Requirement ▸ Restate all of the data exactly.

Data excerpts
- - -
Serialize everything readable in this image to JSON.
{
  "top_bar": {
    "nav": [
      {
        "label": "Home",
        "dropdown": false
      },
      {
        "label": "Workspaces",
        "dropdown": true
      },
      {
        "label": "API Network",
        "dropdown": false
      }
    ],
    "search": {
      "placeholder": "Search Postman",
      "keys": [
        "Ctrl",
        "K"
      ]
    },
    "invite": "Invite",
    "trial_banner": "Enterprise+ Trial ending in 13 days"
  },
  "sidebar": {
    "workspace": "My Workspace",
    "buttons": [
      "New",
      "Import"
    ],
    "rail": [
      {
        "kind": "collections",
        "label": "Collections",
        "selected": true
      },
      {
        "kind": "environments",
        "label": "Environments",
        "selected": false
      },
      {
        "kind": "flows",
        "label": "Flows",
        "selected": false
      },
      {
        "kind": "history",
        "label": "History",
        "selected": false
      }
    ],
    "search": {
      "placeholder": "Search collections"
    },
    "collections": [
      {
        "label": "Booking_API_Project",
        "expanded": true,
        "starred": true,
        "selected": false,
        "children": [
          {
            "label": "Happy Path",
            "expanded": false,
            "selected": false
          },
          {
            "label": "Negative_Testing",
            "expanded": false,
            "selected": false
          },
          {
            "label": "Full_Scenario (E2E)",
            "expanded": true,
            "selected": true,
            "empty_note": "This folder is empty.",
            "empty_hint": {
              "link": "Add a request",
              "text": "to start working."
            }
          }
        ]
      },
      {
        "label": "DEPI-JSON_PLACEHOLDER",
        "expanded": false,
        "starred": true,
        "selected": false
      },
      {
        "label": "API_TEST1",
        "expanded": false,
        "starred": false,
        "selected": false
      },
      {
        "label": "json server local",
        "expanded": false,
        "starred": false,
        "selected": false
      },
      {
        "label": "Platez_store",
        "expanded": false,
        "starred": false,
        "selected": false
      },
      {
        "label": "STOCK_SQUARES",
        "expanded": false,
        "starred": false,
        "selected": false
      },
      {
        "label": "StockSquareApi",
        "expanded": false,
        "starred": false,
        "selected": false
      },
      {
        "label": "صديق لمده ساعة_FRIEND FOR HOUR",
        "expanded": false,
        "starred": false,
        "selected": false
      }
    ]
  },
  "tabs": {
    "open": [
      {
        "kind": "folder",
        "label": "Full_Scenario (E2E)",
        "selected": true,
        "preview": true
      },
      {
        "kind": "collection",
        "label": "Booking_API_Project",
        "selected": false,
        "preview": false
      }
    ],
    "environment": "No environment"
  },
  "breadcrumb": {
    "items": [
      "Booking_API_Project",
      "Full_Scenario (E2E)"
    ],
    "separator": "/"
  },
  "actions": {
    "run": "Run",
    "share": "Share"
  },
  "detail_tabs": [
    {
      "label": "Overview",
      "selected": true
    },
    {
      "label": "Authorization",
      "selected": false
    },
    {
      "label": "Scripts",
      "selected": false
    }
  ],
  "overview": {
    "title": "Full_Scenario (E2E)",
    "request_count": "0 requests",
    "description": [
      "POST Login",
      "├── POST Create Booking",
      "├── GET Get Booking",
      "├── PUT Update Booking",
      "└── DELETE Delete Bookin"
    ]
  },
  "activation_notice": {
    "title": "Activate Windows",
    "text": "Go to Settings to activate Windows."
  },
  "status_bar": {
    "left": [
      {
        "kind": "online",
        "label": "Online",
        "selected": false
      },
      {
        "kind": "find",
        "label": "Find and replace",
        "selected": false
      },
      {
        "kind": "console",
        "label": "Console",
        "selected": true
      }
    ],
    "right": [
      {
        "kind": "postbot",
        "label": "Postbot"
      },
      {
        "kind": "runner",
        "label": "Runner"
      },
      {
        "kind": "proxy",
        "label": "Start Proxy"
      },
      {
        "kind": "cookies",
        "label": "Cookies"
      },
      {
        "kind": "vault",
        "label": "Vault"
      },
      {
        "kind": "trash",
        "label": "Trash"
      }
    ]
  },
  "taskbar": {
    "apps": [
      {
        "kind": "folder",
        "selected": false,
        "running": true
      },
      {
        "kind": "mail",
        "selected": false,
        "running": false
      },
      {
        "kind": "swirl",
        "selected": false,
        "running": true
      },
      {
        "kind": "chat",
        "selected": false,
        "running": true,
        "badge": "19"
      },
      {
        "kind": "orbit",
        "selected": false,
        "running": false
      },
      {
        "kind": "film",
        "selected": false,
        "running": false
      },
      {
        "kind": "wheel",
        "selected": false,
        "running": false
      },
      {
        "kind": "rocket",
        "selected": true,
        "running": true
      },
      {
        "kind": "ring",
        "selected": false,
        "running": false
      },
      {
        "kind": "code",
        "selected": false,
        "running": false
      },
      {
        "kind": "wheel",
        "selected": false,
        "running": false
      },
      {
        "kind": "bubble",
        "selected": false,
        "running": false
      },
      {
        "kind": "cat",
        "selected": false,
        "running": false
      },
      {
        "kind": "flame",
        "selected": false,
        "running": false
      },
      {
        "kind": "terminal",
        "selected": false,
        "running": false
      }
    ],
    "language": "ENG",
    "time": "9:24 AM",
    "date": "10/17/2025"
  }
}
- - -
Solution to the exercise ▸
Serialize everything readable in this image to JSON.
{
  "top_bar": {
    "nav": [
      {
        "label": "Home",
        "dropdown": false
      },
      {
        "label": "Workspaces",
        "dropdown": true
      },
      {
        "label": "API Network",
        "dropdown": false
      }
    ],
    "search": {
      "placeholder": "Search Postman",
      "keys": [
        "Ctrl",
        "K"
      ]
    },
    "invite": "Invite",
    "trial_banner": "Enterprise+ Trial ending in 13 days"
  },
  "sidebar": {
    "workspace": "My Workspace",
    "buttons": [
      "New",
      "Import"
    ],
    "rail": [
      {
        "kind": "collections",
        "label": "Collections",
        "selected": true
      },
      {
        "kind": "environments",
        "label": "Environments",
        "selected": false
      },
      {
        "kind": "flows",
        "label": "Flows",
        "selected": false
      },
      {
        "kind": "history",
        "label": "History",
        "selected": false
      }
    ],
    "search": {
      "placeholder": "Search collections"
    },
    "collections": [
      {
        "label": "Booking_API_Project",
        "expanded": true,
        "starred": true,
        "selected": false,
        "children": [
          {
            "label": "Happy Path",
            "expanded": false,
            "selected": false
          },
          {
            "label": "Negative_Testing",
            "expanded": false,
            "selected": false
          },
          {
            "label": "Full_Scenario (E2E)",
            "expanded": true,
            "selected": true,
            "empty_note": "This folder is empty.",
            "empty_hint": {
              "link": "Add a request",
              "text": "to start working."
            }
          }
        ]
      },
      {
        "label": "DEPI-JSON_PLACEHOLDER",
        "expanded": false,
        "starred": true,
        "selected": false
      },
      {
        "label": "API_TEST1",
        "expanded": false,
        "starred": false,
        "selected": false
      },
      {
        "label": "json server local",
        "expanded": false,
        "starred": false,
        "selected": false
      },
      {
        "label": "Platez_store",
        "expanded": false,
        "starred": false,
        "selected": false
      },
      {
        "label": "STOCK_SQUARES",
        "expanded": false,
        "starred": false,
        "selected": false
      },
      {
        "label": "StockSquareApi",
        "expanded": false,
        "starred": false,
        "selected": false
      },
      {
        "label": "صديق لمده ساعة_FRIEND FOR HOUR",
        "expanded": false,
        "starred": false,
        "selected": false
      }
    ]
  },
  "tabs": {
    "open": [
      {
        "kind": "folder",
        "label": "Full_Scenario (E2E)",
        "selected": true,
        "preview": true
      },
      {
        "kind": "collection",
        "label": "Booking_API_Project",
        "selected": false,
        "preview": false
      }
    ],
    "environment": "No environment"
  },
  "breadcrumb": {
    "items": [
      "Booking_API_Project",
      "Full_Scenario (E2E)"
    ],
    "separator": "/"
  },
  "actions": {
    "run": "Run",
    "share": "Share"
  },
  "detail_tabs": [
    {
      "label": "Overview",
      "selected": true
    },
    {
      "label": "Authorization",
      "selected": false
    },
    {
      "label": "Scripts",
      "selected": false
    }
  ],
  "overview": {
    "title": "Full_Scenario (E2E)",
    "request_count": "0 requests",
    "description": [
      "POST Login",
      "├── POST Create Booking",
      "├── GET Get Booking",
      "├── PUT Update Booking",
      "└── DELETE Delete Bookin"
    ]
  },
  "activation_notice": {
    "title": "Activate Windows",
    "text": "Go to Settings to activate Windows."
  },
  "status_bar": {
    "left": [
      {
        "kind": "online",
        "label": "Online",
        "selected": false
      },
      {
        "kind": "find",
        "label": "Find and replace",
        "selected": false
      },
      {
        "kind": "console",
        "label": "Console",
        "selected": true
      }
    ],
    "right": [
      {
        "kind": "postbot",
        "label": "Postbot"
      },
      {
        "kind": "runner",
        "label": "Runner"
      },
      {
        "kind": "proxy",
        "label": "Start Proxy"
      },
      {
        "kind": "cookies",
        "label": "Cookies"
      },
      {
        "kind": "vault",
        "label": "Vault"
      },
      {
        "kind": "trash",
        "label": "Trash"
      }
    ]
  },
  "taskbar": {
    "apps": [
      {
        "kind": "folder",
        "selected": false,
        "running": true
      },
      {
        "kind": "mail",
        "selected": false,
        "running": false
      },
      {
        "kind": "swirl",
        "selected": false,
        "running": true
      },
      {
        "kind": "chat",
        "selected": false,
        "running": true,
        "badge": "19"
      },
      {
        "kind": "orbit",
        "selected": false,
        "running": false
      },
      {
        "kind": "film",
        "selected": false,
        "running": false
      },
      {
        "kind": "wheel",
        "selected": false,
        "running": false
      },
      {
        "kind": "rocket",
        "selected": true,
        "running": true
      },
      {
        "kind": "ring",
        "selected": false,
        "running": false
      },
      {
        "kind": "code",
        "selected": false,
        "running": false
      },
      {
        "kind": "wheel",
        "selected": false,
        "running": false
      },
      {
        "kind": "bubble",
        "selected": false,
        "running": false
      },
      {
        "kind": "cat",
        "selected": false,
        "running": false
      },
      {
        "kind": "flame",
        "selected": false,
        "running": false
      },
      {
        "kind": "terminal",
        "selected": false,
        "running": false
      }
    ],
    "language": "ENG",
    "time": "9:24 AM",
    "date": "10/17/2025"
  }
}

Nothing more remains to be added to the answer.